Task objective
List each line of the data that holds the string "camera", please.

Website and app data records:
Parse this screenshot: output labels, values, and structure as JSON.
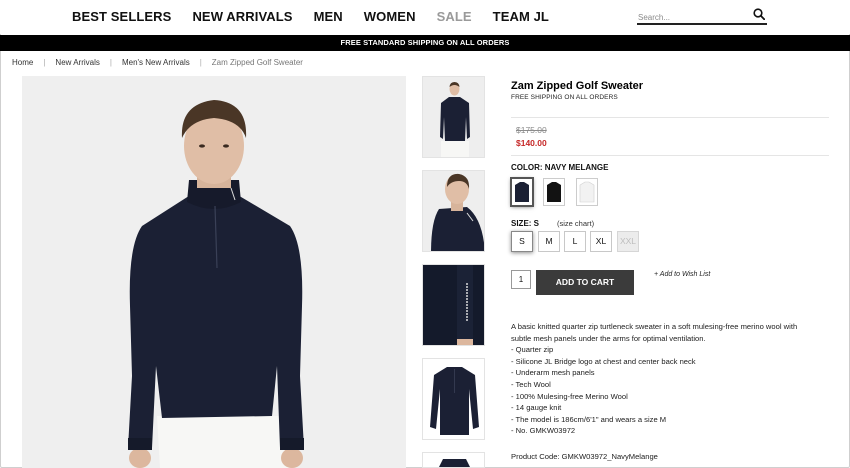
{
  "nav": {
    "items": [
      "BEST SELLERS",
      "NEW ARRIVALS",
      "MEN",
      "WOMEN",
      "SALE",
      "TEAM JL"
    ]
  },
  "search": {
    "placeholder": "Search...",
    "icon": "search-icon"
  },
  "shipping_bar": "FREE STANDARD SHIPPING ON ALL ORDERS",
  "breadcrumb": [
    "Home",
    "New Arrivals",
    "Men's New Arrivals",
    "Zam Zipped Golf Sweater"
  ],
  "product": {
    "title": "Zam Zipped Golf Sweater",
    "shipping_note": "FREE SHIPPING ON ALL ORDERS",
    "price_original": "$175.00",
    "price_sale": "$140.00",
    "color_label": "COLOR: NAVY MELANGE",
    "colors": [
      {
        "name": "navy",
        "hex": "#1b2034",
        "selected": true
      },
      {
        "name": "black",
        "hex": "#121212",
        "selected": false
      },
      {
        "name": "white",
        "hex": "#f2f2f2",
        "selected": false
      }
    ],
    "size_label": "SIZE: S",
    "size_chart": "(size chart)",
    "sizes": [
      {
        "label": "S",
        "state": "selected"
      },
      {
        "label": "M",
        "state": "available"
      },
      {
        "label": "L",
        "state": "available"
      },
      {
        "label": "XL",
        "state": "available"
      },
      {
        "label": "XXL",
        "state": "disabled"
      }
    ],
    "quantity": "1",
    "add_to_cart": "ADD TO CART",
    "wish_list": "+ Add to Wish List",
    "description": [
      "A basic knitted quarter zip turtleneck sweater in a soft mulesing-free merino wool with",
      "subtle mesh panels under the arms for optimal ventilation.",
      "- Quarter zip",
      "- Silicone JL Bridge logo at chest and center back neck",
      "- Underarm mesh panels",
      "- Tech Wool",
      "- 100% Mulesing-free Merino Wool",
      "- 14 gauge knit",
      "- The model is 186cm/6'1\" and wears a size M",
      "- No. GMKW03972"
    ],
    "product_code": "Product Code: GMKW03972_NavyMelange"
  },
  "colors": {
    "sweater_navy": "#1b2034",
    "sale_red": "#c62828",
    "button_dark": "#3b3b3b",
    "image_bg": "#efefef"
  }
}
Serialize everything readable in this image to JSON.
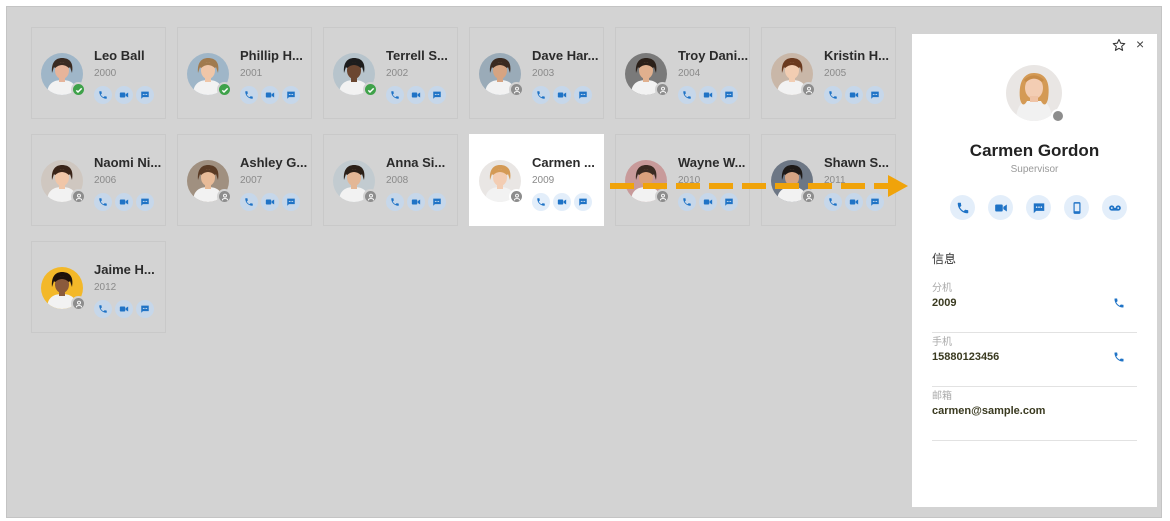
{
  "colors": {
    "accent": "#1f73c6",
    "available": "#3fa24a",
    "offline": "#8d8d8d",
    "arrow": "#f0a30a"
  },
  "contacts": [
    {
      "name": "Leo Ball",
      "ext": "2000",
      "status": "available"
    },
    {
      "name": "Phillip H...",
      "ext": "2001",
      "status": "available"
    },
    {
      "name": "Terrell S...",
      "ext": "2002",
      "status": "available"
    },
    {
      "name": "Dave Har...",
      "ext": "2003",
      "status": "offline"
    },
    {
      "name": "Troy Dani...",
      "ext": "2004",
      "status": "offline"
    },
    {
      "name": "Kristin H...",
      "ext": "2005",
      "status": "offline"
    },
    {
      "name": "Naomi Ni...",
      "ext": "2006",
      "status": "offline"
    },
    {
      "name": "Ashley G...",
      "ext": "2007",
      "status": "offline"
    },
    {
      "name": "Anna Si...",
      "ext": "2008",
      "status": "offline"
    },
    {
      "name": "Carmen ...",
      "ext": "2009",
      "status": "offline",
      "selected": true
    },
    {
      "name": "Wayne W...",
      "ext": "2010",
      "status": "offline"
    },
    {
      "name": "Shawn S...",
      "ext": "2011",
      "status": "offline"
    },
    {
      "name": "Jaime H...",
      "ext": "2012",
      "status": "offline"
    }
  ],
  "card_action_icons": [
    "phone-icon",
    "video-icon",
    "chat-icon"
  ],
  "detail": {
    "name": "Carmen Gordon",
    "role": "Supervisor",
    "action_icons": [
      "phone-icon",
      "video-icon",
      "chat-icon",
      "mobile-icon",
      "voicemail-icon"
    ],
    "section_title": "信息",
    "extension_label": "分机",
    "extension_value": "2009",
    "mobile_label": "手机",
    "mobile_value": "15880123456",
    "email_label": "邮箱",
    "email_value": "carmen@sample.com",
    "close_symbol": "×"
  }
}
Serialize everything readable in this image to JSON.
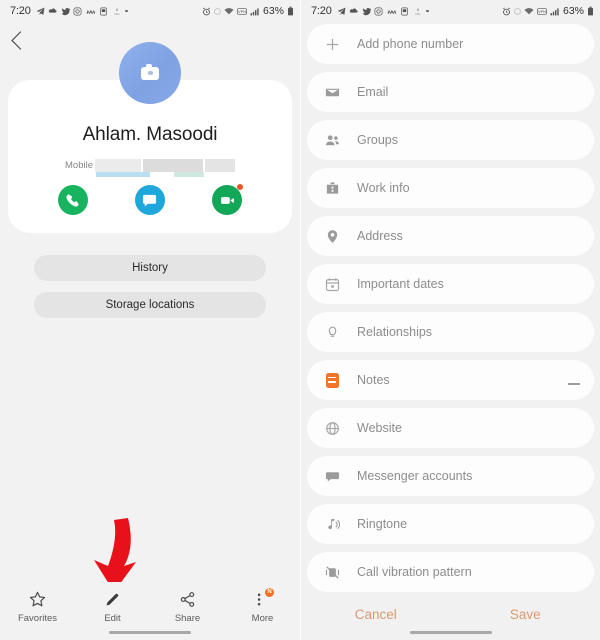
{
  "statusbar": {
    "time": "7:20",
    "left_icons": [
      "telegram-icon",
      "cloud-icon",
      "twitter-icon",
      "instagram-icon",
      "m-icon",
      "app-icon",
      "data-saver-icon",
      "dot-icon"
    ],
    "right_icons": [
      "alarm-icon",
      "circle-icon",
      "wifi-icon",
      "vpn-icon",
      "signal-icon"
    ],
    "battery": "63%"
  },
  "left": {
    "back_icon": "back-chevron-icon",
    "avatar_icon": "camera-icon",
    "contact_name": "Ahlam. Masoodi",
    "mobile_label": "Mobile",
    "mobile_number": "",
    "actions": [
      {
        "name": "call",
        "icon": "phone-icon",
        "color": "#17b35e"
      },
      {
        "name": "message",
        "icon": "message-icon",
        "color": "#1ea7db"
      },
      {
        "name": "video-call",
        "icon": "video-camera-icon",
        "color": "#12a858"
      }
    ],
    "buttons": [
      {
        "label": "History"
      },
      {
        "label": "Storage locations"
      }
    ],
    "bottom_nav": [
      {
        "label": "Favorites",
        "icon": "star-icon",
        "badge": ""
      },
      {
        "label": "Edit",
        "icon": "pencil-icon",
        "badge": ""
      },
      {
        "label": "Share",
        "icon": "share-icon",
        "badge": ""
      },
      {
        "label": "More",
        "icon": "more-dots-icon",
        "badge": "N"
      }
    ]
  },
  "right": {
    "items": [
      {
        "label": "Add phone number",
        "icon": "plus-icon",
        "trailing": ""
      },
      {
        "label": "Email",
        "icon": "envelope-icon",
        "trailing": ""
      },
      {
        "label": "Groups",
        "icon": "people-icon",
        "trailing": ""
      },
      {
        "label": "Work info",
        "icon": "briefcase-icon",
        "trailing": ""
      },
      {
        "label": "Address",
        "icon": "location-pin-icon",
        "trailing": ""
      },
      {
        "label": "Important dates",
        "icon": "calendar-icon",
        "trailing": ""
      },
      {
        "label": "Relationships",
        "icon": "relationship-icon",
        "trailing": ""
      },
      {
        "label": "Notes",
        "icon": "notes-icon",
        "trailing": "minus-icon"
      },
      {
        "label": "Website",
        "icon": "globe-icon",
        "trailing": ""
      },
      {
        "label": "Messenger accounts",
        "icon": "chat-bubble-icon",
        "trailing": ""
      },
      {
        "label": "Ringtone",
        "icon": "music-note-icon",
        "trailing": ""
      },
      {
        "label": "Call vibration pattern",
        "icon": "vibration-off-icon",
        "trailing": ""
      }
    ],
    "footer": {
      "cancel_label": "Cancel",
      "save_label": "Save",
      "accent_color": "#d99a72"
    }
  },
  "annotations": [
    {
      "name": "arrow-pointing-to-edit",
      "color": "#e8111a"
    },
    {
      "name": "arrow-pointing-to-ringtone",
      "color": "#e8111a"
    }
  ]
}
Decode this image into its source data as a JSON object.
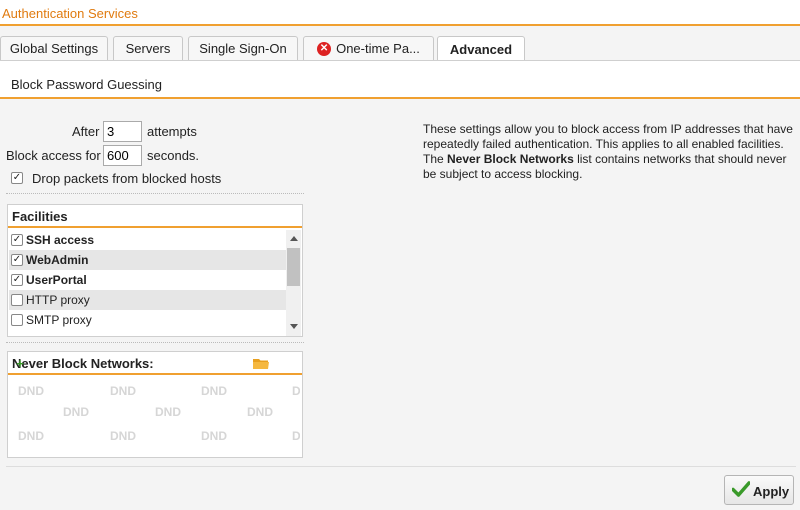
{
  "window": {
    "title": "Authentication Services"
  },
  "tabs": [
    {
      "label": "Global Settings"
    },
    {
      "label": "Servers"
    },
    {
      "label": "Single Sign-On"
    },
    {
      "label": "One-time Pa...",
      "error_icon": "error-x-icon"
    },
    {
      "label": "Advanced",
      "active": true
    }
  ],
  "section": {
    "title": "Block Password Guessing"
  },
  "settings": {
    "after_label": "After",
    "attempts_value": "3",
    "attempts_label": "attempts",
    "block_label": "Block access for",
    "seconds_value": "600",
    "seconds_label": "seconds.",
    "drop_label": "Drop packets from blocked hosts",
    "drop_checked": true
  },
  "facilities": {
    "title": "Facilities",
    "items": [
      {
        "label": "SSH access",
        "checked": true
      },
      {
        "label": "WebAdmin",
        "checked": true
      },
      {
        "label": "UserPortal",
        "checked": true
      },
      {
        "label": "HTTP proxy",
        "checked": false
      },
      {
        "label": "SMTP proxy",
        "checked": false
      }
    ]
  },
  "never_block": {
    "title": "Never Block Networks:",
    "icons": [
      "folder-icon",
      "plus-icon"
    ],
    "dnd_text": "DND"
  },
  "info": {
    "text1": "These settings allow you to block access from IP addresses that have repeatedly failed authentication. This applies to all enabled facilities. The ",
    "bold": "Never Block Networks",
    "text2": " list contains networks that should never be subject to access blocking."
  },
  "apply": {
    "label": "Apply"
  },
  "colors": {
    "accent": "#f0a030",
    "title": "#e07b10",
    "apply_check": "#3a9a2a",
    "error": "#d22222"
  }
}
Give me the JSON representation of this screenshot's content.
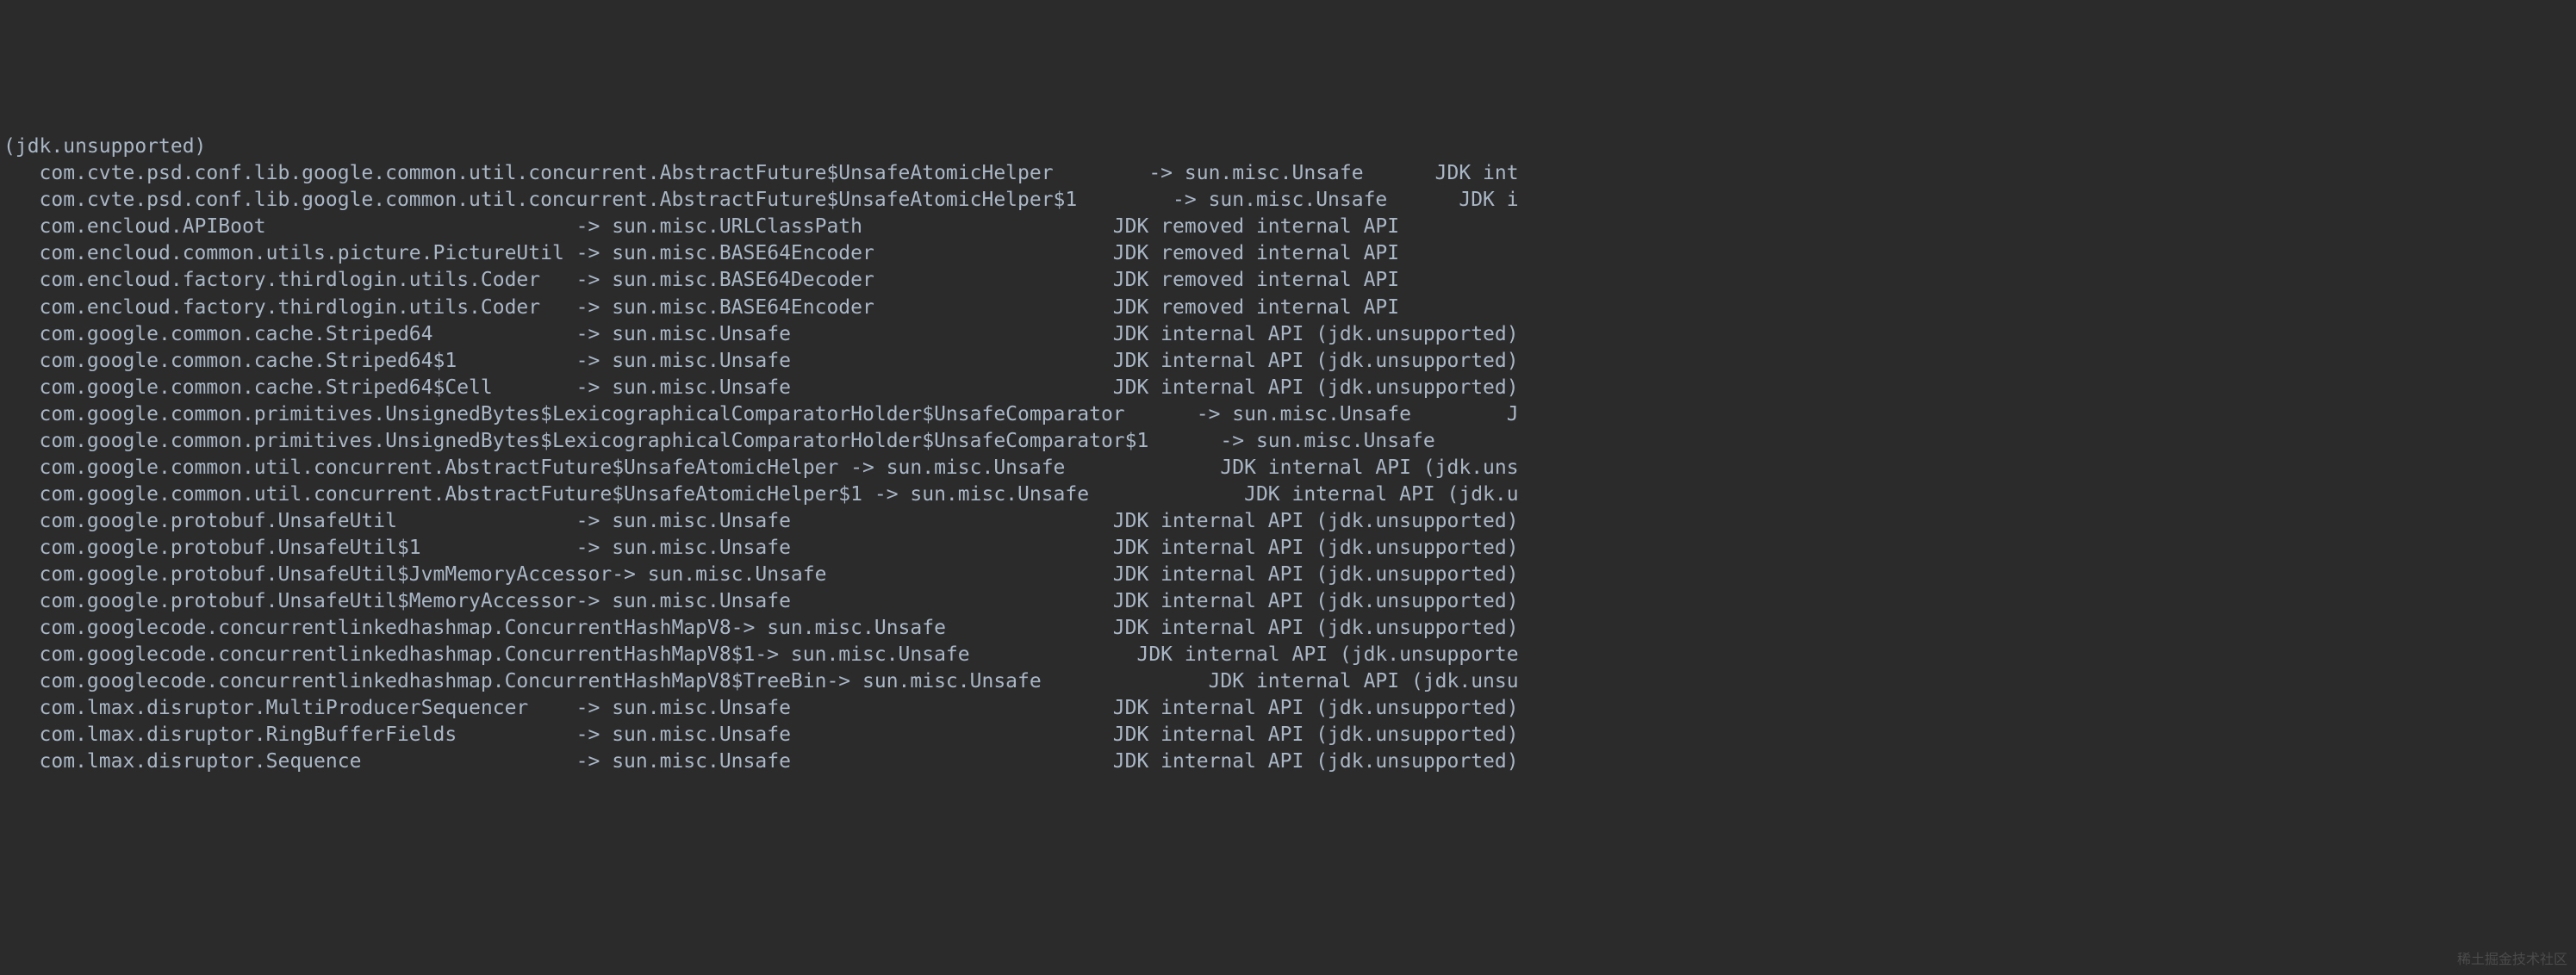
{
  "header": "(jdk.unsupported)",
  "lines": [
    {
      "source": "com.cvte.psd.conf.lib.google.common.util.concurrent.AbstractFuture$UnsafeAtomicHelper",
      "target": "sun.misc.Unsafe",
      "note": "JDK int",
      "col1_width": 93,
      "align_note_right": true,
      "right_offset": 0
    },
    {
      "source": "com.cvte.psd.conf.lib.google.common.util.concurrent.AbstractFuture$UnsafeAtomicHelper$1",
      "target": "sun.misc.Unsafe",
      "note": "JDK i",
      "col1_width": 95,
      "align_note_right": true,
      "right_offset": 0
    },
    {
      "source": "com.encloud.APIBoot",
      "target": "sun.misc.URLClassPath",
      "note": "JDK removed internal API",
      "col1_width": 45,
      "note_col": 90
    },
    {
      "source": "com.encloud.common.utils.picture.PictureUtil",
      "target": "sun.misc.BASE64Encoder",
      "note": "JDK removed internal API",
      "col1_width": 45,
      "note_col": 90
    },
    {
      "source": "com.encloud.factory.thirdlogin.utils.Coder",
      "target": "sun.misc.BASE64Decoder",
      "note": "JDK removed internal API",
      "col1_width": 45,
      "note_col": 90
    },
    {
      "source": "com.encloud.factory.thirdlogin.utils.Coder",
      "target": "sun.misc.BASE64Encoder",
      "note": "JDK removed internal API",
      "col1_width": 45,
      "note_col": 90
    },
    {
      "source": "com.google.common.cache.Striped64",
      "target": "sun.misc.Unsafe",
      "note": "JDK internal API (jdk.unsupported)",
      "col1_width": 45,
      "note_col": 90
    },
    {
      "source": "com.google.common.cache.Striped64$1",
      "target": "sun.misc.Unsafe",
      "note": "JDK internal API (jdk.unsupported)",
      "col1_width": 45,
      "note_col": 90
    },
    {
      "source": "com.google.common.cache.Striped64$Cell",
      "target": "sun.misc.Unsafe",
      "note": "JDK internal API (jdk.unsupported)",
      "col1_width": 45,
      "note_col": 90
    },
    {
      "source": "com.google.common.primitives.UnsignedBytes$LexicographicalComparatorHolder$UnsafeComparator",
      "target": "sun.misc.Unsafe",
      "note": "J",
      "col1_width": 97,
      "align_note_right": true,
      "right_offset": 0
    },
    {
      "source": "com.google.common.primitives.UnsignedBytes$LexicographicalComparatorHolder$UnsafeComparator$1",
      "target": "sun.misc.Unsafe",
      "note": "",
      "col1_width": 99
    },
    {
      "source": "com.google.common.util.concurrent.AbstractFuture$UnsafeAtomicHelper",
      "target": "sun.misc.Unsafe",
      "note": "JDK internal API (jdk.uns",
      "col1_width": 68,
      "align_note_right": true,
      "right_offset": 0
    },
    {
      "source": "com.google.common.util.concurrent.AbstractFuture$UnsafeAtomicHelper$1",
      "target": "sun.misc.Unsafe",
      "note": "JDK internal API (jdk.u",
      "col1_width": 70,
      "align_note_right": true,
      "right_offset": 0
    },
    {
      "source": "com.google.protobuf.UnsafeUtil",
      "target": "sun.misc.Unsafe",
      "note": "JDK internal API (jdk.unsupported)",
      "col1_width": 45,
      "note_col": 90
    },
    {
      "source": "com.google.protobuf.UnsafeUtil$1",
      "target": "sun.misc.Unsafe",
      "note": "JDK internal API (jdk.unsupported)",
      "col1_width": 45,
      "note_col": 90
    },
    {
      "source": "com.google.protobuf.UnsafeUtil$JvmMemoryAccessor",
      "target": "sun.misc.Unsafe",
      "note": "JDK internal API (jdk.unsupported)",
      "col1_width": 45,
      "note_col": 90
    },
    {
      "source": "com.google.protobuf.UnsafeUtil$MemoryAccessor",
      "target": "sun.misc.Unsafe",
      "note": "JDK internal API (jdk.unsupported)",
      "col1_width": 45,
      "note_col": 90
    },
    {
      "source": "com.googlecode.concurrentlinkedhashmap.ConcurrentHashMapV8",
      "target": "sun.misc.Unsafe",
      "note": "JDK internal API (jdk.unsupported)",
      "col1_width": 58,
      "align_note_right": true,
      "right_offset": 0
    },
    {
      "source": "com.googlecode.concurrentlinkedhashmap.ConcurrentHashMapV8$1",
      "target": "sun.misc.Unsafe",
      "note": "JDK internal API (jdk.unsupporte",
      "col1_width": 60,
      "align_note_right": true,
      "right_offset": 0
    },
    {
      "source": "com.googlecode.concurrentlinkedhashmap.ConcurrentHashMapV8$TreeBin",
      "target": "sun.misc.Unsafe",
      "note": "JDK internal API (jdk.unsu",
      "col1_width": 66,
      "align_note_right": true,
      "right_offset": 0
    },
    {
      "source": "com.lmax.disruptor.MultiProducerSequencer",
      "target": "sun.misc.Unsafe",
      "note": "JDK internal API (jdk.unsupported)",
      "col1_width": 45,
      "note_col": 90
    },
    {
      "source": "com.lmax.disruptor.RingBufferFields",
      "target": "sun.misc.Unsafe",
      "note": "JDK internal API (jdk.unsupported)",
      "col1_width": 45,
      "note_col": 90
    },
    {
      "source": "com.lmax.disruptor.Sequence",
      "target": "sun.misc.Unsafe",
      "note": "JDK internal API (jdk.unsupported)",
      "col1_width": 45,
      "note_col": 90
    }
  ],
  "watermark": "稀土掘金技术社区",
  "indent": "   ",
  "arrow": "->",
  "total_width_chars": 127
}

Final answer
    "avatar_icon": "camera-icon",
        "icon": "video-camera-icon",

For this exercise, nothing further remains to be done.